:: Brief ::
Reproduce every record exactly as it appears, but not the pictures.
━━━━━━━━━━━━━━━━━━━━
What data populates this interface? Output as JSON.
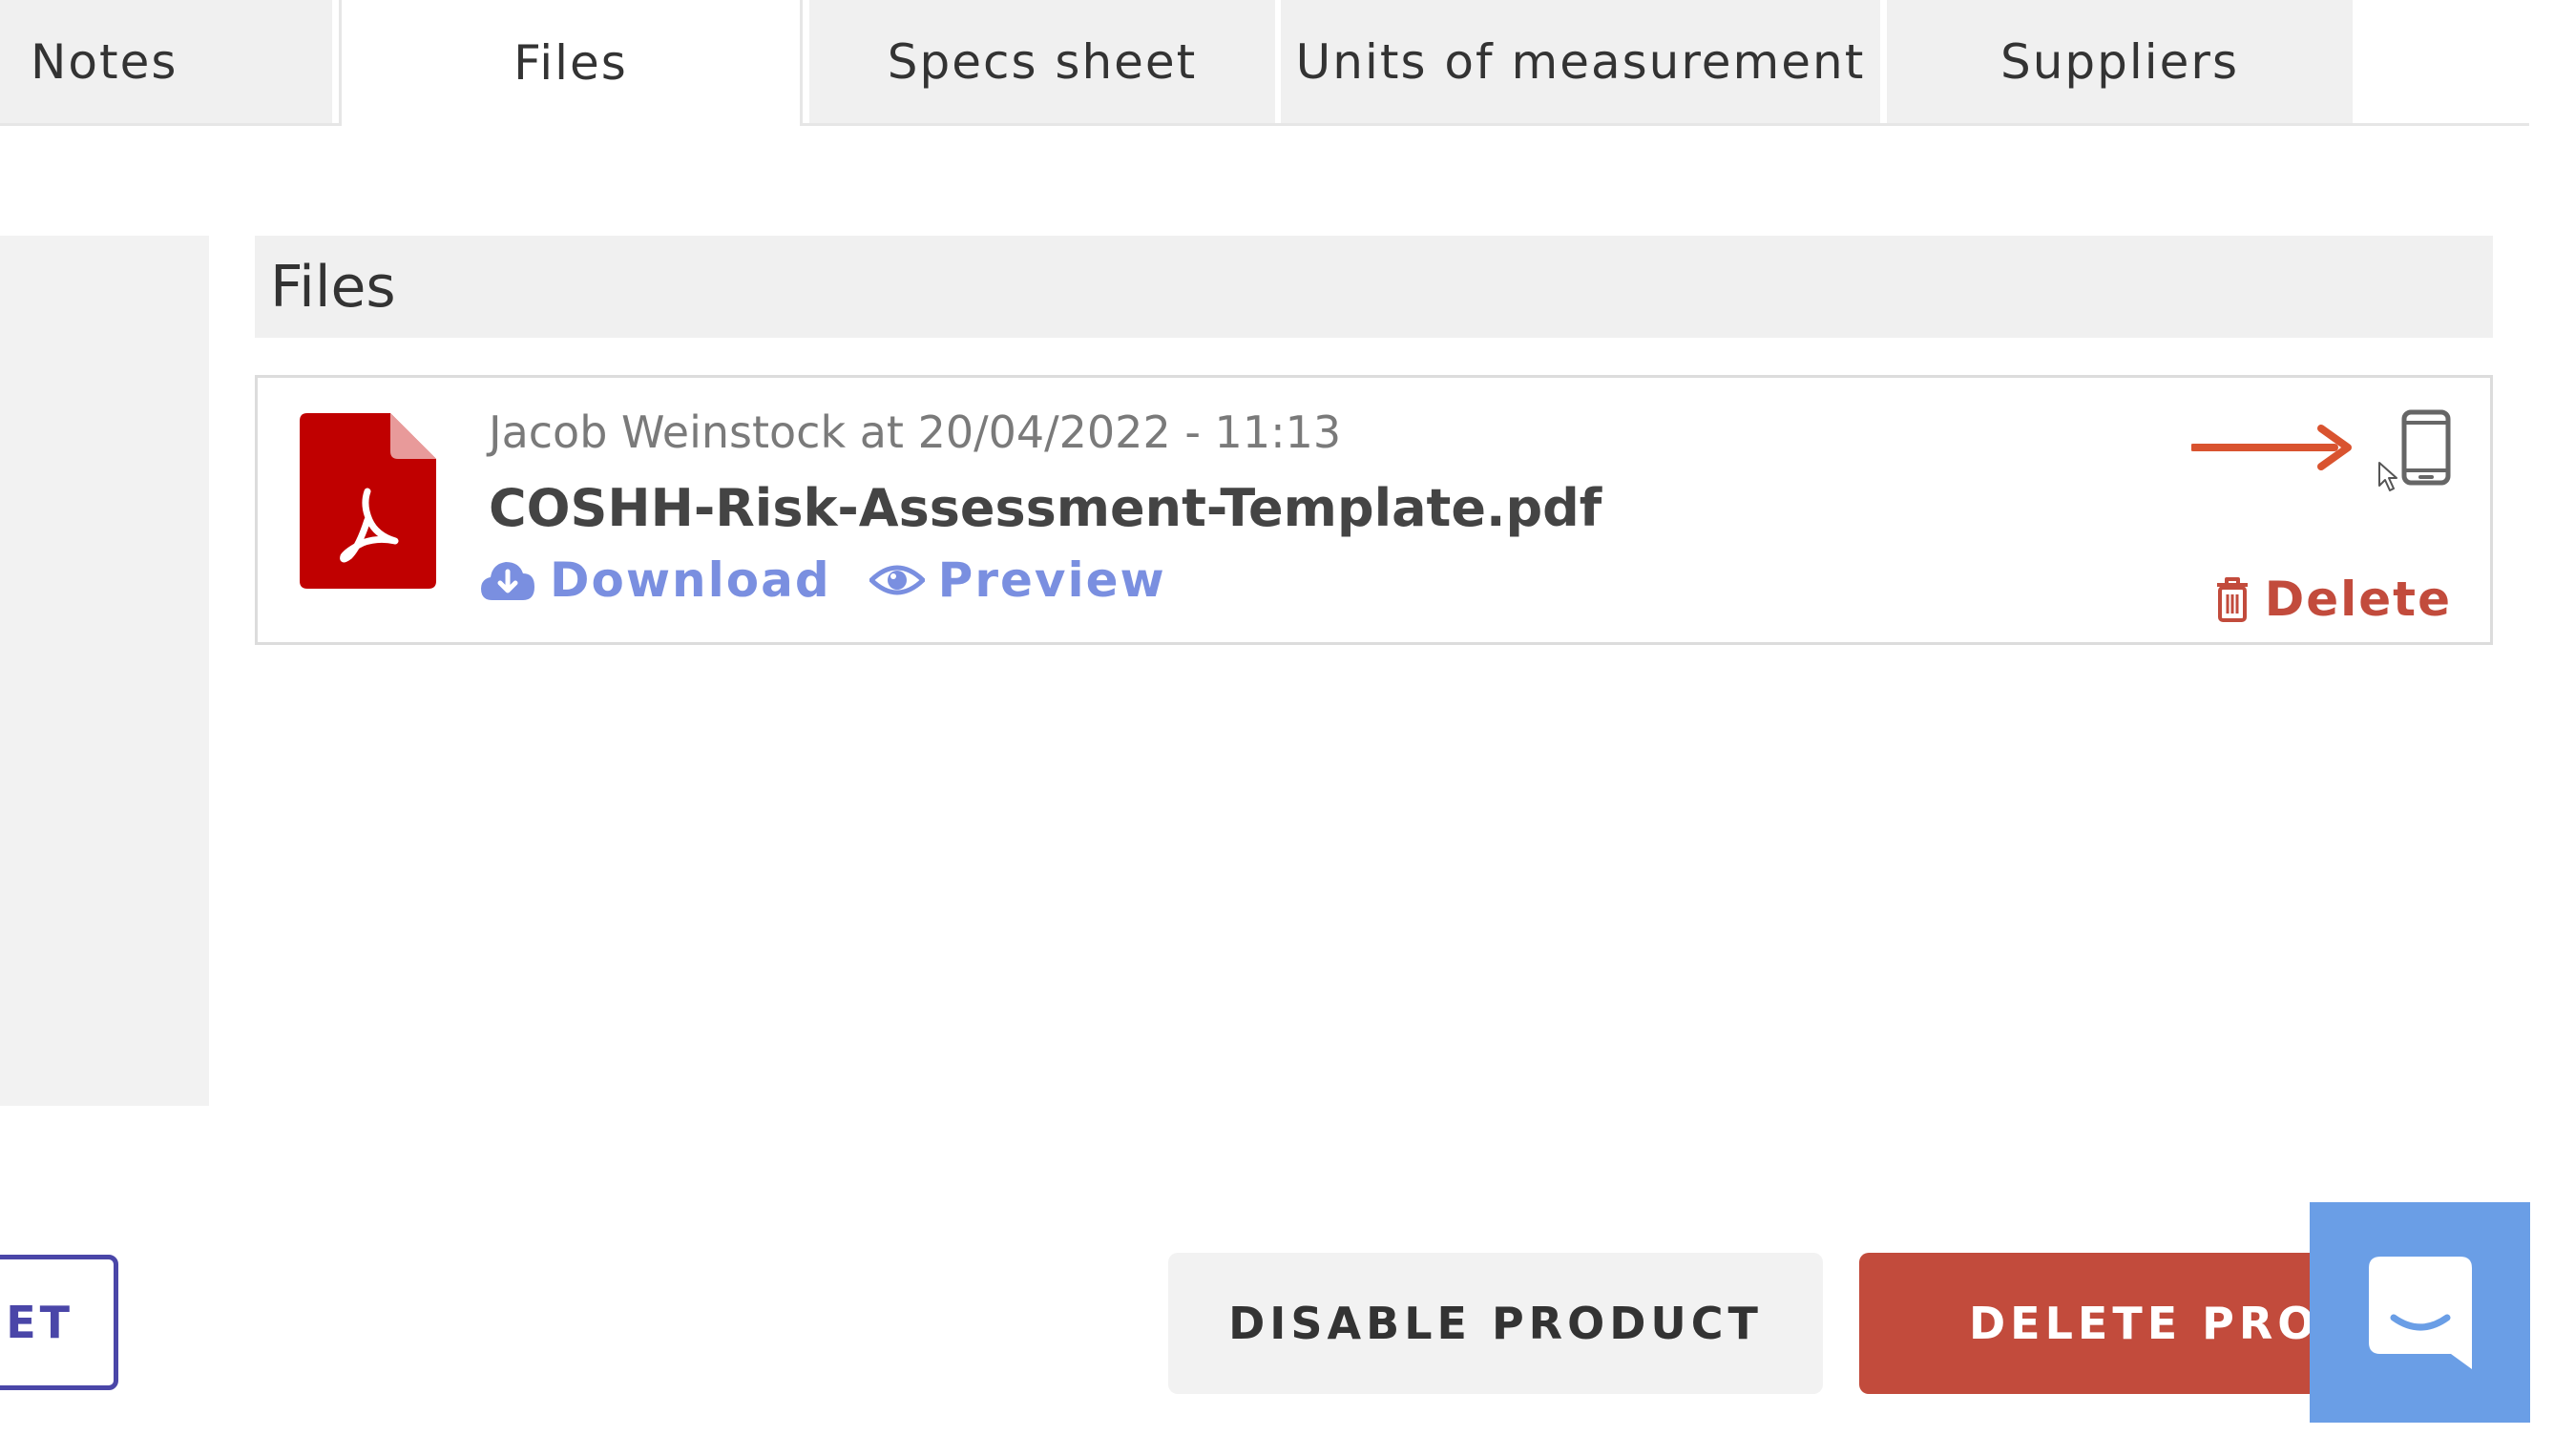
{
  "tabs": {
    "notes": "Notes",
    "files": "Files",
    "specs_sheet": "Specs sheet",
    "units_of_measurement": "Units of measurement",
    "suppliers": "Suppliers",
    "active": "Files"
  },
  "files_section": {
    "title": "Files",
    "file": {
      "uploaded_by": "Jacob Weinstock at 20/04/2022 - 11:13",
      "name": "COSHH-Risk-Assessment-Template.pdf",
      "download_label": "Download",
      "preview_label": "Preview",
      "delete_label": "Delete",
      "type_icon": "pdf-icon"
    }
  },
  "buttons": {
    "partial_left_label": "EET",
    "disable_product": "DISABLE PRODUCT",
    "delete_product": "DELETE PRODU"
  },
  "icons": {
    "download": "cloud-download-icon",
    "preview": "eye-icon",
    "delete": "trash-icon",
    "mobile": "mobile-phone-icon",
    "arrow": "arrow-right-icon",
    "chat": "chat-launcher-icon"
  },
  "colors": {
    "accent_link": "#7a8fe0",
    "danger": "#c24b3c",
    "pdf_red": "#c00000",
    "annotation_arrow": "#d9532f",
    "outline_button": "#4a46a8",
    "chat_launcher": "#6a9ee6",
    "tab_inactive_bg": "#f0f0f0"
  }
}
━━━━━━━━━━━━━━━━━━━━
:: Exercise response ::
What data populates this interface? Output as JSON.
{
  "tabs": {
    "notes": "Notes",
    "files": "Files",
    "specs_sheet": "Specs sheet",
    "units_of_measurement": "Units of measurement",
    "suppliers": "Suppliers",
    "active": "Files"
  },
  "files_section": {
    "title": "Files",
    "file": {
      "uploaded_by": "Jacob Weinstock at 20/04/2022 - 11:13",
      "name": "COSHH-Risk-Assessment-Template.pdf",
      "download_label": "Download",
      "preview_label": "Preview",
      "delete_label": "Delete",
      "type_icon": "pdf-icon"
    }
  },
  "buttons": {
    "partial_left_label": "EET",
    "disable_product": "DISABLE PRODUCT",
    "delete_product": "DELETE PRODU"
  },
  "icons": {
    "download": "cloud-download-icon",
    "preview": "eye-icon",
    "delete": "trash-icon",
    "mobile": "mobile-phone-icon",
    "arrow": "arrow-right-icon",
    "chat": "chat-launcher-icon"
  },
  "colors": {
    "accent_link": "#7a8fe0",
    "danger": "#c24b3c",
    "pdf_red": "#c00000",
    "annotation_arrow": "#d9532f",
    "outline_button": "#4a46a8",
    "chat_launcher": "#6a9ee6",
    "tab_inactive_bg": "#f0f0f0"
  }
}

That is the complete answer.